» **RECORDS TO PROCESS**

────────────────────

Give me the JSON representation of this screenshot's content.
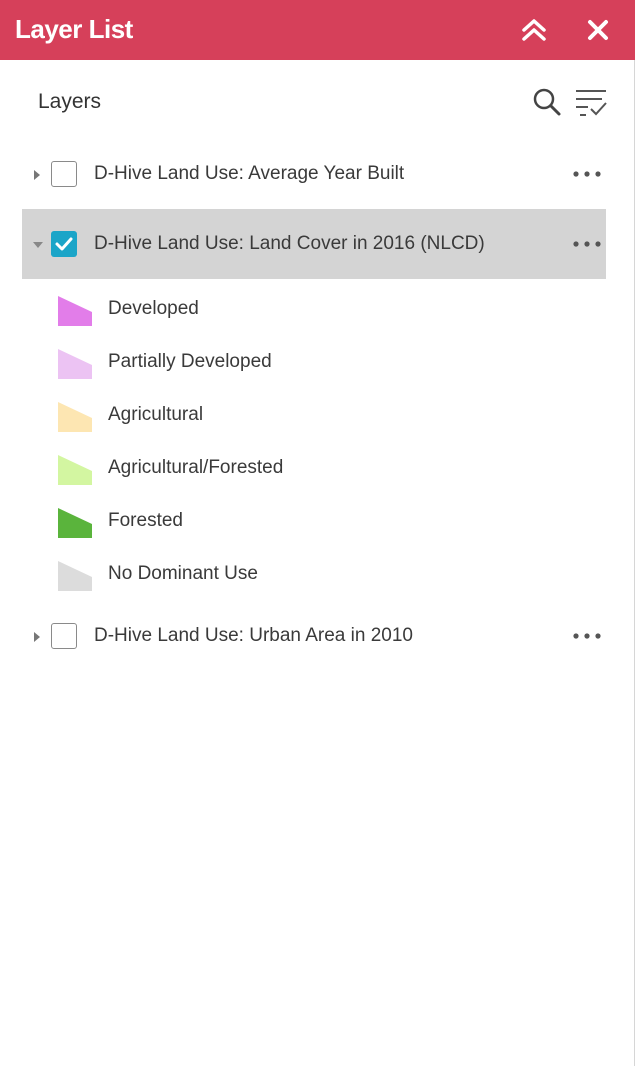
{
  "panel": {
    "title": "Layer List",
    "accent_color": "#d6405a",
    "collapse_icon": "chevron-double-up-icon",
    "close_icon": "close-icon"
  },
  "header": {
    "title": "Layers",
    "search_icon": "search-icon",
    "filter_icon": "filter-list-icon"
  },
  "layers": [
    {
      "label": "D-Hive Land Use: Average Year Built",
      "checked": false,
      "expanded": false
    },
    {
      "label": "D-Hive Land Use: Land Cover in 2016 (NLCD)",
      "checked": true,
      "expanded": true
    },
    {
      "label": "D-Hive Land Use: Urban Area in 2010",
      "checked": false,
      "expanded": false
    }
  ],
  "legend": [
    {
      "label": "Developed",
      "color": "#e27de9"
    },
    {
      "label": "Partially Developed",
      "color": "#ecc3f3"
    },
    {
      "label": "Agricultural",
      "color": "#fde6b2"
    },
    {
      "label": "Agricultural/Forested",
      "color": "#d3f6a1"
    },
    {
      "label": "Forested",
      "color": "#5ab43c"
    },
    {
      "label": "No Dominant Use",
      "color": "#dcdcdc"
    }
  ]
}
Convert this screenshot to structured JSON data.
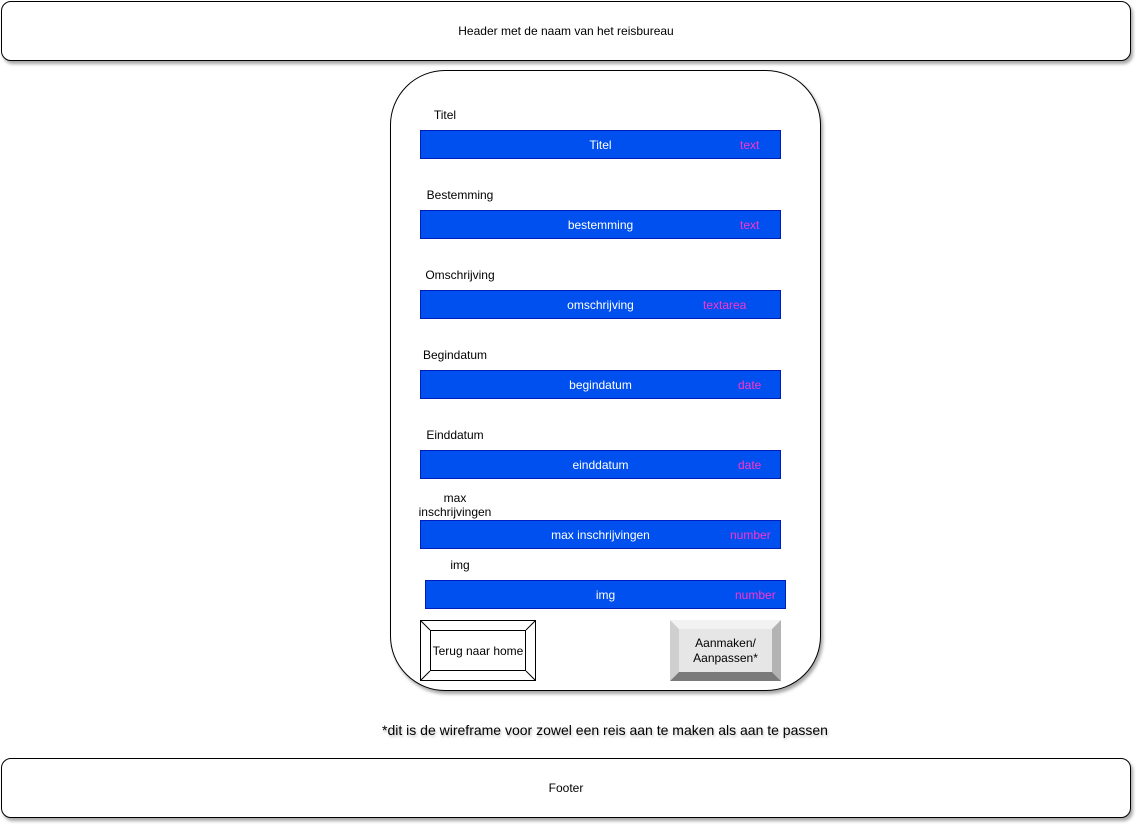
{
  "header": {
    "text": "Header met de naam van het reisbureau"
  },
  "form": {
    "fields": [
      {
        "label": "Titel",
        "name": "Titel",
        "type": "text"
      },
      {
        "label": "Bestemming",
        "name": "bestemming",
        "type": "text"
      },
      {
        "label": "Omschrijving",
        "name": "omschrijving",
        "type": "textarea"
      },
      {
        "label": "Begindatum",
        "name": "begindatum",
        "type": "date"
      },
      {
        "label": "Einddatum",
        "name": "einddatum",
        "type": "date"
      },
      {
        "label": "max inschrijvingen",
        "name": "max inschrijvingen",
        "type": "number"
      },
      {
        "label": "img",
        "name": "img",
        "type": "number"
      }
    ],
    "back_button": "Terug naar home",
    "submit_button": "Aanmaken/ Aanpassen*"
  },
  "note": "*dit is de wireframe voor zowel een reis aan te maken als aan te passen",
  "footer": {
    "text": "Footer"
  },
  "colors": {
    "input_fill": "#0050ef",
    "input_border": "#001dbc",
    "type_text": "#ff33cc",
    "button_grey": "#e6e6e6"
  }
}
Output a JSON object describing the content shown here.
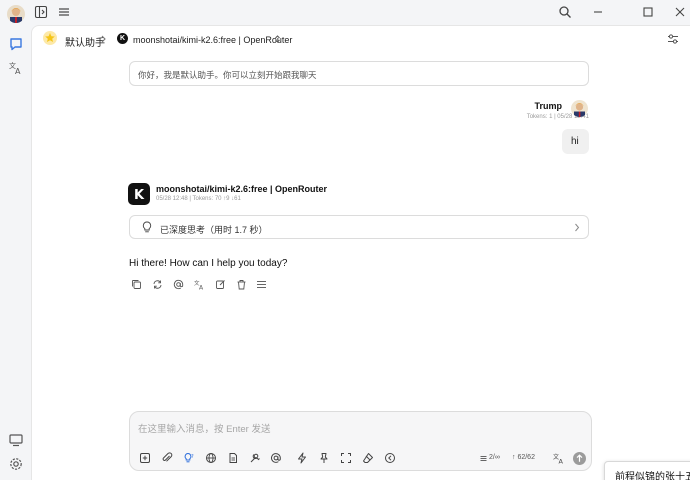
{
  "assistant": {
    "name": "默认助手",
    "greeting": "你好，我是默认助手。你可以立刻开始跟我聊天"
  },
  "model_selector": {
    "label": "moonshotai/kimi-k2.6:free | OpenRouter",
    "logo_letter": "K"
  },
  "user_message": {
    "name": "Trump",
    "meta": "Tokens: 1 | 05/28 12:41",
    "text": "hi"
  },
  "bot_message": {
    "name": "moonshotai/kimi-k2.6:free | OpenRouter",
    "meta": "05/28 12:48 | Tokens: 70 ↑9 ↓61",
    "thinking": "已深度思考（用时 1.7 秒）",
    "text": "Hi there! How can I help you today?"
  },
  "input": {
    "placeholder": "在这里输入消息，按 Enter 发送",
    "context_count": "2/∞",
    "token_count": "↑ 62/62"
  },
  "toast": {
    "text": "前程似锦的张十五"
  },
  "colors": {
    "accent": "#222222",
    "send_disabled": "#9b9b9b",
    "star": "#f5c518"
  }
}
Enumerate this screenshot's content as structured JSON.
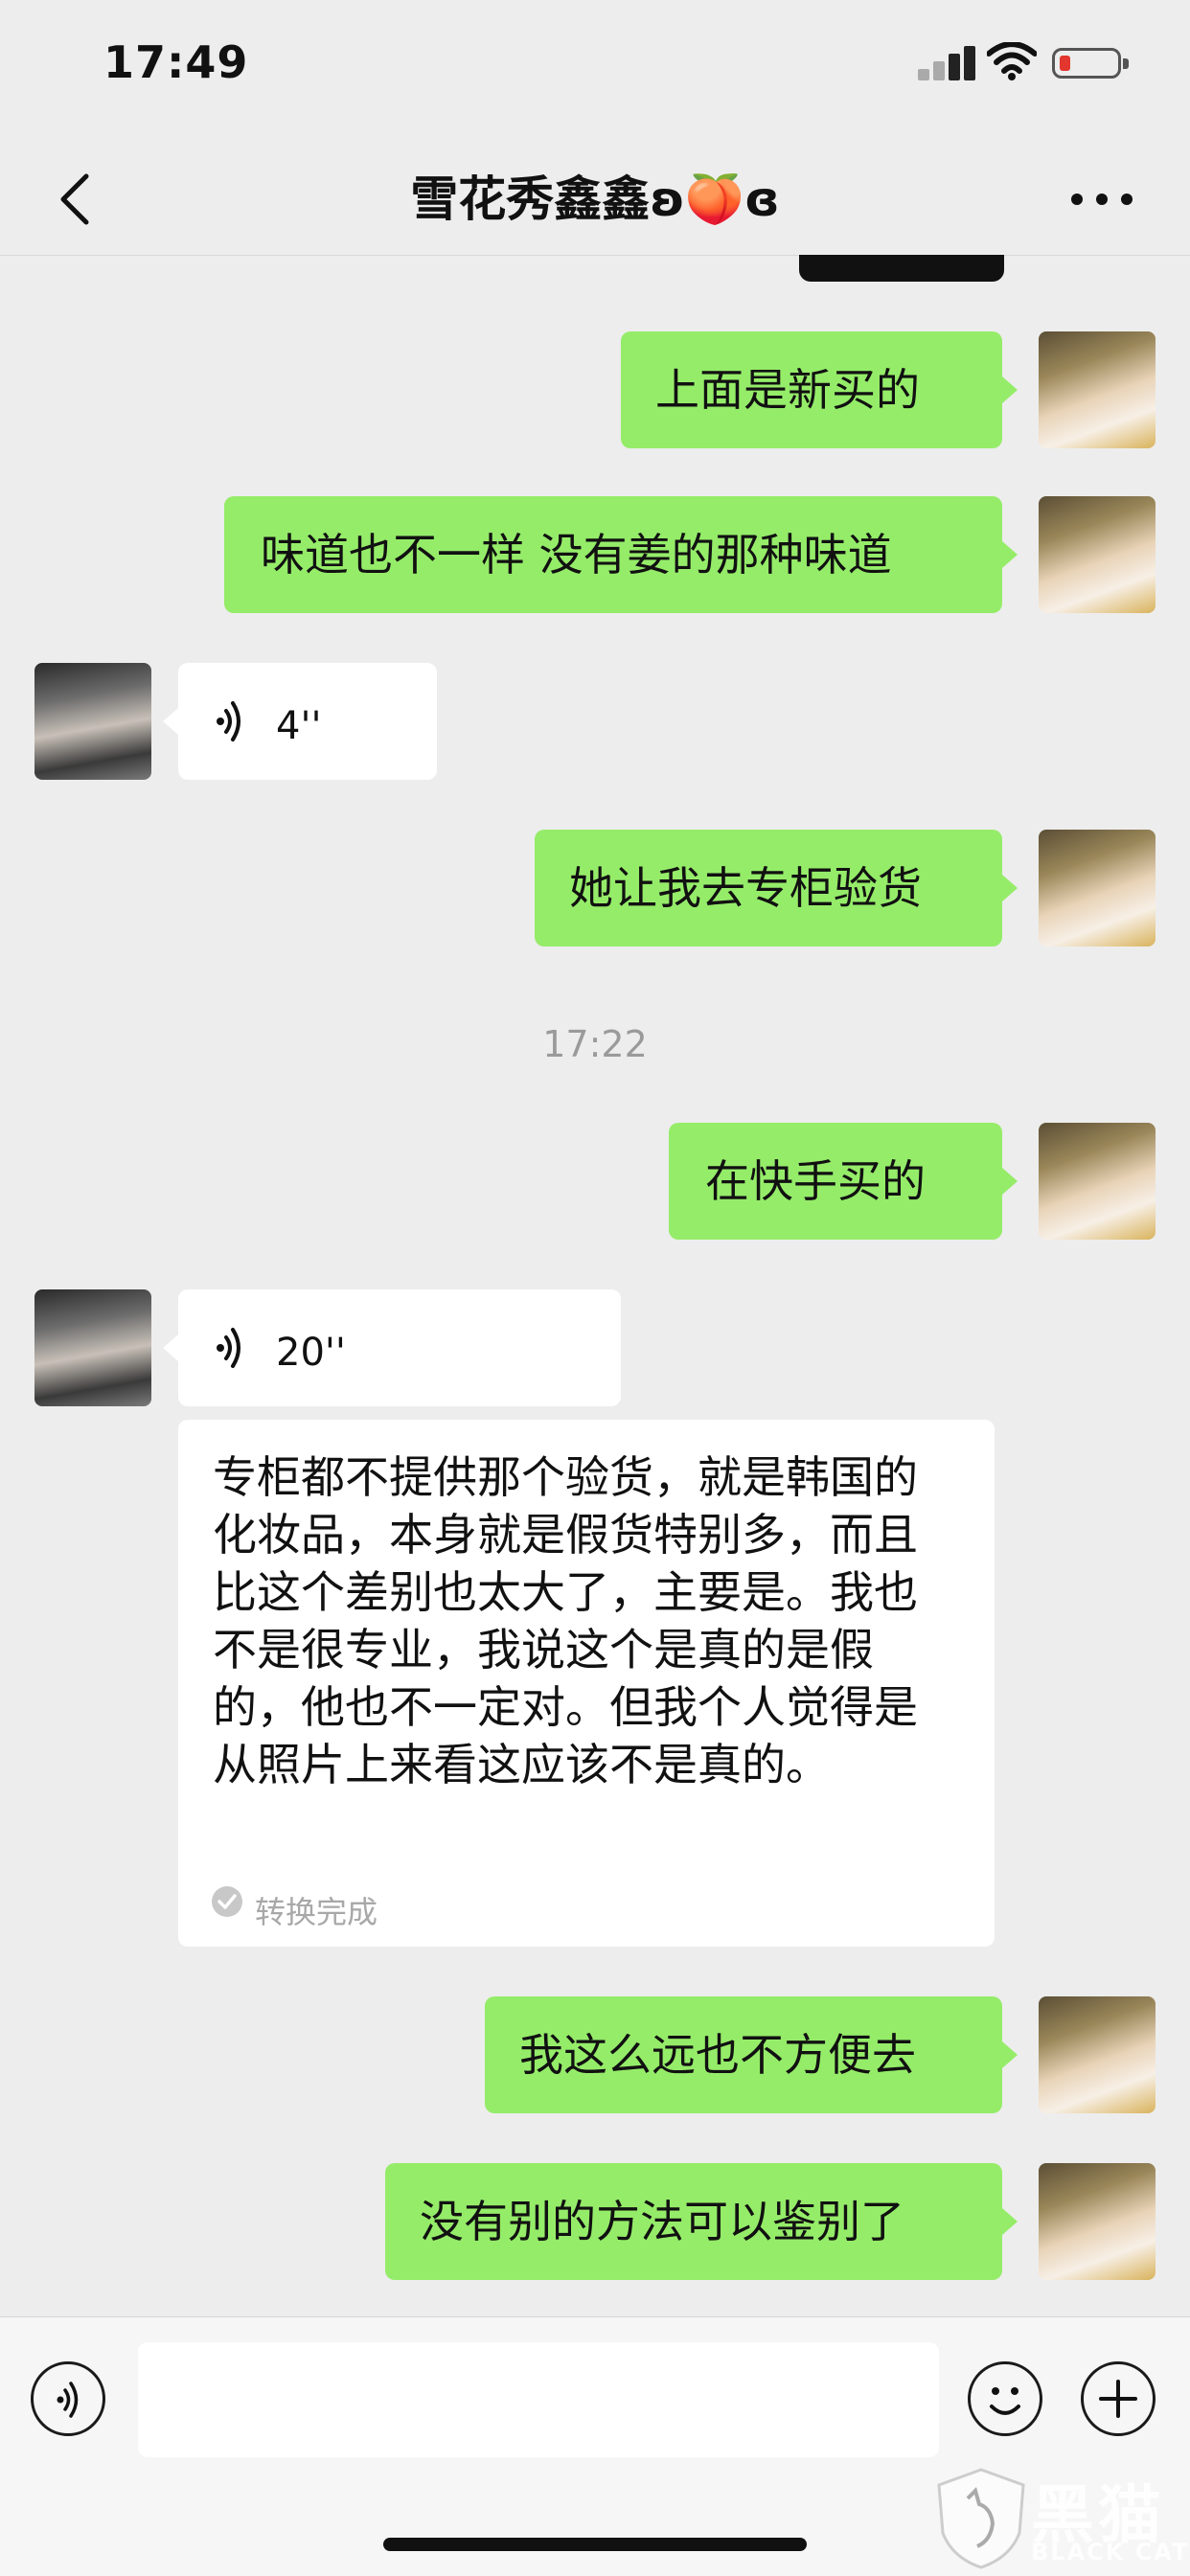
{
  "status_bar": {
    "time": "17:49"
  },
  "nav": {
    "title": "雪花秀鑫鑫ʚ🍑ɞ"
  },
  "messages": {
    "m1": "上面是新买的",
    "m2": "味道也不一样 没有姜的那种味道",
    "m3_voice": "4''",
    "m4": "她让我去专柜验货",
    "timestamp": "17:22",
    "m5": "在快手买的",
    "m6_voice": "20''",
    "m6_transcript": "专柜都不提供那个验货，就是韩国的化妆品，本身就是假货特别多，而且比这个差别也太大了，主要是。我也不是很专业，我说这个是真的是假的，他也不一定对。但我个人觉得是从照片上来看这应该不是真的。",
    "m6_status": "转换完成",
    "m7": "我这么远也不方便去",
    "m8": "没有别的方法可以鉴别了"
  },
  "input": {
    "value": ""
  },
  "watermark": {
    "cn": "黑猫",
    "en": "BLACK CAT"
  },
  "colors": {
    "bubble_out": "#95ec69",
    "bubble_in": "#ffffff",
    "background": "#ededed"
  }
}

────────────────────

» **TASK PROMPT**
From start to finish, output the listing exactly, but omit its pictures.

» **RESULT BELOW**
Give me the JSON representation of this screenshot's content.
{
  "panel": {
    "title": "Layer List",
    "accent_color": "#d6405a",
    "collapse_icon": "chevron-double-up-icon",
    "close_icon": "close-icon"
  },
  "header": {
    "title": "Layers",
    "search_icon": "search-icon",
    "filter_icon": "filter-list-icon"
  },
  "layers": [
    {
      "label": "D-Hive Land Use: Average Year Built",
      "checked": false,
      "expanded": false
    },
    {
      "label": "D-Hive Land Use: Land Cover in 2016 (NLCD)",
      "checked": true,
      "expanded": true
    },
    {
      "label": "D-Hive Land Use: Urban Area in 2010",
      "checked": false,
      "expanded": false
    }
  ],
  "legend": [
    {
      "label": "Developed",
      "color": "#e27de9"
    },
    {
      "label": "Partially Developed",
      "color": "#ecc3f3"
    },
    {
      "label": "Agricultural",
      "color": "#fde6b2"
    },
    {
      "label": "Agricultural/Forested",
      "color": "#d3f6a1"
    },
    {
      "label": "Forested",
      "color": "#5ab43c"
    },
    {
      "label": "No Dominant Use",
      "color": "#dcdcdc"
    }
  ]
}
Convert this screenshot to structured JSON data.
{
  "header": {
    "text": "Header met de naam van het reisbureau"
  },
  "form": {
    "fields": [
      {
        "label": "Titel",
        "name": "Titel",
        "type": "text"
      },
      {
        "label": "Bestemming",
        "name": "bestemming",
        "type": "text"
      },
      {
        "label": "Omschrijving",
        "name": "omschrijving",
        "type": "textarea"
      },
      {
        "label": "Begindatum",
        "name": "begindatum",
        "type": "date"
      },
      {
        "label": "Einddatum",
        "name": "einddatum",
        "type": "date"
      },
      {
        "label": "max inschrijvingen",
        "name": "max inschrijvingen",
        "type": "number"
      },
      {
        "label": "img",
        "name": "img",
        "type": "number"
      }
    ],
    "back_button": "Terug naar home",
    "submit_button": "Aanmaken/ Aanpassen*"
  },
  "note": "*dit is de wireframe voor zowel een reis aan te maken als aan te passen",
  "footer": {
    "text": "Footer"
  },
  "colors": {
    "input_fill": "#0050ef",
    "input_border": "#001dbc",
    "type_text": "#ff33cc",
    "button_grey": "#e6e6e6"
  }
}
Output a JSON object describing the content shown here.
{
  "assistant": {
    "name": "默认助手",
    "greeting": "你好，我是默认助手。你可以立刻开始跟我聊天"
  },
  "model_selector": {
    "label": "moonshotai/kimi-k2.6:free | OpenRouter",
    "logo_letter": "K"
  },
  "user_message": {
    "name": "Trump",
    "meta": "Tokens: 1 | 05/28 12:41",
    "text": "hi"
  },
  "bot_message": {
    "name": "moonshotai/kimi-k2.6:free | OpenRouter",
    "meta": "05/28 12:48 | Tokens: 70 ↑9 ↓61",
    "thinking": "已深度思考（用时 1.7 秒）",
    "text": "Hi there! How can I help you today?"
  },
  "input": {
    "placeholder": "在这里输入消息，按 Enter 发送",
    "context_count": "2/∞",
    "token_count": "↑ 62/62"
  },
  "toast": {
    "text": "前程似锦的张十五"
  },
  "colors": {
    "accent": "#222222",
    "send_disabled": "#9b9b9b",
    "star": "#f5c518"
  }
}
Enumerate this screenshot's content as structured JSON.
{
  "status_bar": {
    "time": "17:49"
  },
  "nav": {
    "title": "雪花秀鑫鑫ʚ🍑ɞ"
  },
  "messages": {
    "m1": "上面是新买的",
    "m2": "味道也不一样 没有姜的那种味道",
    "m3_voice": "4''",
    "m4": "她让我去专柜验货",
    "timestamp": "17:22",
    "m5": "在快手买的",
    "m6_voice": "20''",
    "m6_transcript": "专柜都不提供那个验货，就是韩国的化妆品，本身就是假货特别多，而且比这个差别也太大了，主要是。我也不是很专业，我说这个是真的是假的，他也不一定对。但我个人觉得是从照片上来看这应该不是真的。",
    "m6_status": "转换完成",
    "m7": "我这么远也不方便去",
    "m8": "没有别的方法可以鉴别了"
  },
  "input": {
    "value": ""
  },
  "watermark": {
    "cn": "黑猫",
    "en": "BLACK CAT"
  },
  "colors": {
    "bubble_out": "#95ec69",
    "bubble_in": "#ffffff",
    "background": "#ededed"
  }
}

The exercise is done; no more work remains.